Tags: IBM, SWG, IBM Software, Lotus Ventura, Ventura, Social Computing, Social Networking, Social Software, Web 2.0, Enterprise 2.0, IBM 2.0, Knowledge Management, KM, Collaboration, Lotusphere2007, Lotusphere, Lotus Sametime 7.5, Sametime 7.5, James Snell, Elias Torres, Andy Piper, Cote, BluePages, Expertise Location, Dogear, Social Bookmarking, Activities, Communities, Roller Weblogger, Roller, Metablogging, Blog Central, Weblogs
If yesterday I mentioned how I was creating a new category here in this weblog to talk about all things happening inside IBM around the world of Knowledge Management, Collaboration, Communities and Social Computing, I think that folks are going to be pretty excited about this particular weblog post I am starting up right now. Lots of people have been wondering all along what is IBM’s take towards social software adoption within the enterprise. Quite a few still think that IBM’s software division is all about Lotus Notes and everything else related to Lotus products, and although certainly Lotus Notes is still going rather strong (Watch out for the Lotusphere event in 2007!) there is no denying that things are about to change and big time!

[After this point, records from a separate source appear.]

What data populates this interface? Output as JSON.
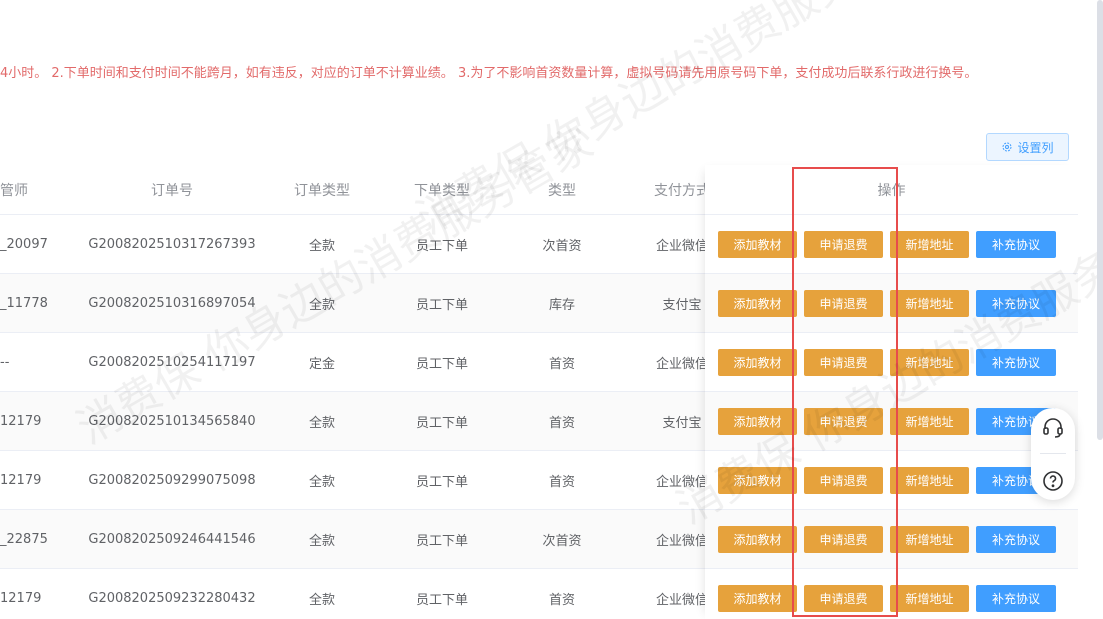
{
  "notice": "4小时。 2.下单时间和支付时间不能跨月，如有违反，对应的订单不计算业绩。 3.为了不影响首资数量计算，虚拟号码请先用原号码下单，支付成功后联系行政进行换号。",
  "set_columns_label": "设置列",
  "watermark_text": "消费保 你身边的消费服务管家",
  "columns": {
    "advisor": "管师",
    "order_no": "订单号",
    "order_type": "订单类型",
    "place_type": "下单类型",
    "type": "类型",
    "pay_method": "支付方式",
    "actions": "操作"
  },
  "actions": {
    "add_material": "添加教材",
    "apply_refund": "申请退费",
    "add_address": "新增地址",
    "supplement_agreement": "补充协议"
  },
  "rows": [
    {
      "advisor": "_20097",
      "order_no": "G2008202510317267393",
      "order_type": "全款",
      "place_type": "员工下单",
      "type": "次首资",
      "pay_method": "企业微信"
    },
    {
      "advisor": "_11778",
      "order_no": "G2008202510316897054",
      "order_type": "全款",
      "place_type": "员工下单",
      "type": "库存",
      "pay_method": "支付宝"
    },
    {
      "advisor": "--",
      "order_no": "G2008202510254117197",
      "order_type": "定金",
      "place_type": "员工下单",
      "type": "首资",
      "pay_method": "企业微信"
    },
    {
      "advisor": "12179",
      "order_no": "G2008202510134565840",
      "order_type": "全款",
      "place_type": "员工下单",
      "type": "首资",
      "pay_method": "支付宝"
    },
    {
      "advisor": "12179",
      "order_no": "G2008202509299075098",
      "order_type": "全款",
      "place_type": "员工下单",
      "type": "首资",
      "pay_method": "企业微信"
    },
    {
      "advisor": "_22875",
      "order_no": "G2008202509246441546",
      "order_type": "全款",
      "place_type": "员工下单",
      "type": "次首资",
      "pay_method": "企业微信"
    },
    {
      "advisor": "12179",
      "order_no": "G2008202509232280432",
      "order_type": "全款",
      "place_type": "员工下单",
      "type": "首资",
      "pay_method": "企业微信"
    }
  ],
  "colors": {
    "warning": "#e6a23c",
    "primary": "#409eff",
    "notice": "#e26a6a",
    "highlight": "#e74c4c"
  },
  "icons": {
    "set_columns": "gear-icon",
    "support": "headset-icon",
    "help": "question-icon"
  }
}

Not only with the already available Lotus Sametime 7.5, next generation of both IM and VoIP for the enterprise, but with something else that a few of my IBM colleagues have been mentioning already and something that I am really excited about: Lotus Ventura. Yes, indeed, yesterday it was uncovered over at Cote’s weblog post IBM SWG: Lotus "Ventura" and right away it has been picking up some more steam with James Snell, Elias Torres and Andy Piper.
Lotus Ventura is supposed to be IBM’s adventure (Pun intended ;-)) into the social computing world for the enterprise. Yes, once again, that IBM 2.0 thing. And as you may have been able to read already over at Cote’s weblog post Ventura would be an application that will integrate a number of different social software tools that, as James mentioned, some of us, inside of IBM, have been using for years now!:
1. IBM’s BluePages (a.k.a. IBM’s employee directory): So that expertise location within the enterprise can be easier than ever having access not only to knowledge workers but also to the information behind those same knowledge workers. That is, their information.
2. Dogear: IBM’s social bookmarking application: and which I have talked about over here a few times already.
3. Activities: Of which you would be able to read some more about on the presentation I shared yesterday over here from Mike Roche (Slides 6, 23, 46 and 49) and of which I will talk about some time later on.
4. Communities: Given my role as a community builder and knowledge manager, this is actually one of the components that I will be really looking forward to and that, as time goes by, I will be able to share some further details on it.
5. Roller: Or, as we all know, weblogging; yes, that is right. Ventura will have a component that would connect knowledge workers with the world of weblogs using the Roller weblogging engine, which is basically what we have been using as well inside IBM with Blog Central. I have been keeping my Intranet weblog over there for nearly three years and it would be an incredible experience to be able to see it integrate nicely into Ventura’s other components. Nifty!
6. Integration with other components: Like search or Lotus Sametime 7.5, amongst others. Actually with the inclusion of that integration with Sametime 7.5 we would be getting the best out of both worlds, synchronous and asynchronous collaboration. And all that available from a single point of entry. Can it get better than this ? Hummm. I don’t think so.
Anyway, there you go. A quick and brief description of how IBM will be entering the space of social computing within the enterprise and how IBM will try to make sense of the so-called Enterprise 2.0 with something as cool as Lotus Ventura (Yes, watch out for Lotusphere 2007!!). Exciting times ahead for all of us who feel strongly about social computing within the enterprise as the next big thing to help improve knowledge sharing and collaboration and try to bring some more sense into an unbalanced environment where explicit knowledge has been on top for far too long.
But more to come later on, I am sure.